New Delhi, October 8, 2023 (IANS): Recent developments in animal cruelty laws in India have taken a centre stage as the nation grapples with the need to protect its rich biodiversity, including iconic species like the Indian Rhinoceros and Bengal Tigers.
Several key legislations, such as the Prevention of Cruelty to Animals Act of 1960 and the Wildlife Protection Act of 1972, establish animal welfare as a fundamental obligation under the Indian Constitution. However, there are pressing concerns regarding the effectiveness of these laws in addressing rampant animal cruelty.
“One major issue is the outdated penalties for animal cruelty, which have remained unchanged for six decades, ranging from Rs 10 to Rs 50 for first-time offenders. This ineffectual deterrent has led to instances where individuals accused of heinous acts against animals often escape punishment,” Advocate Akankshya Misra said.
Furthermore, animal abuse has been linked to potential escalation into more severe crimes against both humans and animals, highlighting the urgency of addressing this issue.
While significant judgements like the 2014 Supreme Court ruling in Animal Welfare Board of India vs. Nagaraja have emphasised the importance of treating animals with dignity, a recent decision in 2023 allowed bull-taming sports like Jallikattu, revealing inconsistencies in animal rights jurisprudence.
“Regrettably, the offences classified as cruelty under the Prevention of Cruelty to Animals Act of 1960 are non-cognizable, except for specific instances such as animal fights, shooting, and injecting harmful chemicals,” Misra told.
“Sections 428 and 429 of the Indian Penal Code, 1860 make it illegal to kill, poison, maim, or render useless animals, among other cruel acts. The aforementioned laws were passed to prevent needless animal suffering, and other laws of a similar nature continue to be passed in response to evolving conditions,” she added.
Efforts are being made to strengthen animal protection, as seen in a Delhi High Court order mandating strict adherence to Animal Birth Control Rules for the capture and release of street dogs during special events.
However, “there remains a need to amend the outdated Prevention of Cruelty to Animals Act to align with contemporary challenges and uphold Article 51 A (g) of the Indian Constitution, which mandates compassion for all living creatures,” Misra said.
In honor of Mahatma Gandhi’s principles of nonviolence and compassion, activists are rallying for more stringent legislation and penalties against animal cruelty, recognising that the way a nation treats its animals reflects its moral progress. Upholding these values through fortified legislation is essential to India’s cultural ethos and aspirations.
The practical issues that crop up in day-to-day life revolve around strays and in some circumstances pet animals as well. For example, during Covid-19 we saw a surge of abandonment of pet dogs by their respective owners. The said issue did stare the existing laws in its face as practically there was no legal protection available to the animals.
“There exists a debate on the legal personality rights of animals but presently the same is more on the academic side rather than recognising the actual rights of animals or providing any positive protection as there is no strict punishment prescribed towards the cruel acts thereby making it a case of zero deterrence,” Advocate Anant Malik said.
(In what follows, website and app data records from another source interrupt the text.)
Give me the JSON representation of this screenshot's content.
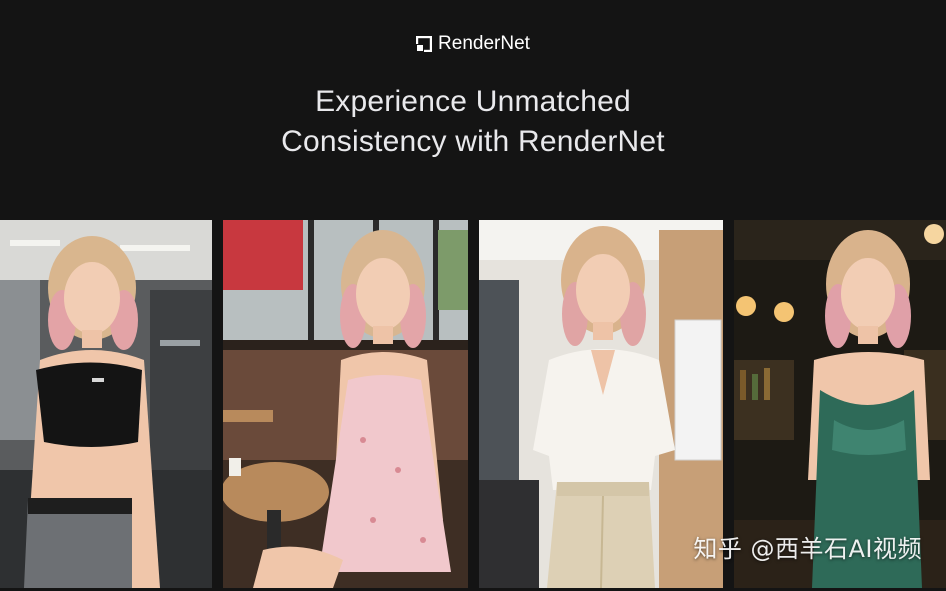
{
  "brand": {
    "name": "RenderNet",
    "icon": "rendernet-logo-icon"
  },
  "hero": {
    "title_line1": "Experience Unmatched",
    "title_line2": "Consistency with RenderNet"
  },
  "gallery": {
    "photos": [
      {
        "scene": "gym",
        "outfit": "black sports top and grey leggings"
      },
      {
        "scene": "cafe",
        "outfit": "pink floral dress"
      },
      {
        "scene": "office",
        "outfit": "white blouse and beige trousers"
      },
      {
        "scene": "bar",
        "outfit": "green satin slip dress"
      }
    ]
  },
  "watermark": {
    "text": "知乎 @西羊石AI视频"
  },
  "colors": {
    "background": "#141414",
    "title": "#e9e9ec"
  }
}
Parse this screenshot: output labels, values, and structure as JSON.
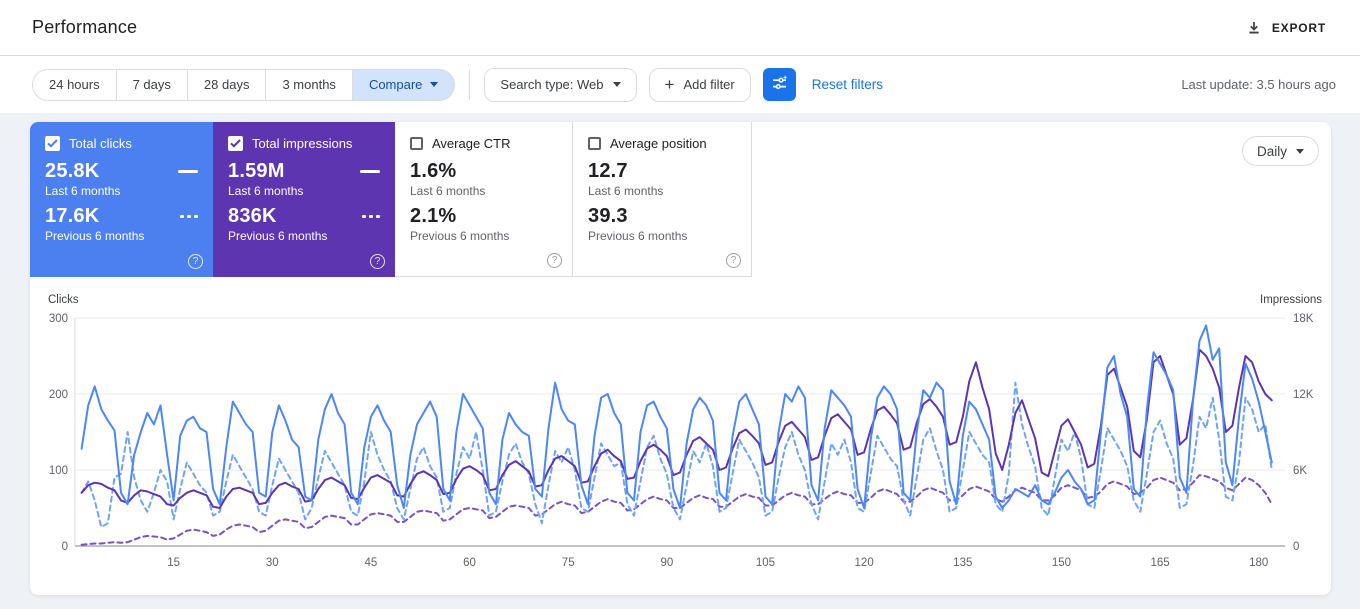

While various NGOs and self-help organisations like Friendicoes, PETA, and several Gaushalas across the country are doing their job towards the welfare of the animals, it is the actual laws on ground which are the need of the hour.
“Control of strays and in fact even wild animals is another issue that stares the authorities in their face. One such example being a leopard entering the premises of the Ghaziabad district courts,” Malik told.
Recently, the Ministry of Fisheries, Animal Husbandry & Dairying has issued the Animal Birth Control Rules, 2023. These Rules supersede the Animal Birth Control (Dog) Rules, 2001, and are issued under the Prevention of Cruelty to Animal Act, 1960.
India recorded a whopping 160 million cases of street/stray dog bites between 2019 and 2022, according to data submitted in Parliament till November 2022.
“This has also led to an increase in revenge crime and atrocities against dogs, feeders of dogs and caregivers as well as conflicts among urban residents,” Malik said.
The rules have been formulated in accordance with the guidelines provided by the Supreme Court related to Animal Welfare Board of India and People for Elimination of Stray Troubles.
“The Supreme Court of India has specifically mentioned in various orders that relocation of dogs cannot be permitted.The rules aim to provide guidelines for the sterilisation and immunisation of stray dogs through Animal Birth Control (ABC) programmes,” Malik told.
With the rules in place, it is to be seen how effective are the administrative authorities in implementing them. The implementation vests with local bodies like gram panchayats, municipal corporations and allied civic bodies. With an effective implementation, the purpose of enacting the rules can be satisfied with an effective system of checks and balances. (IANS)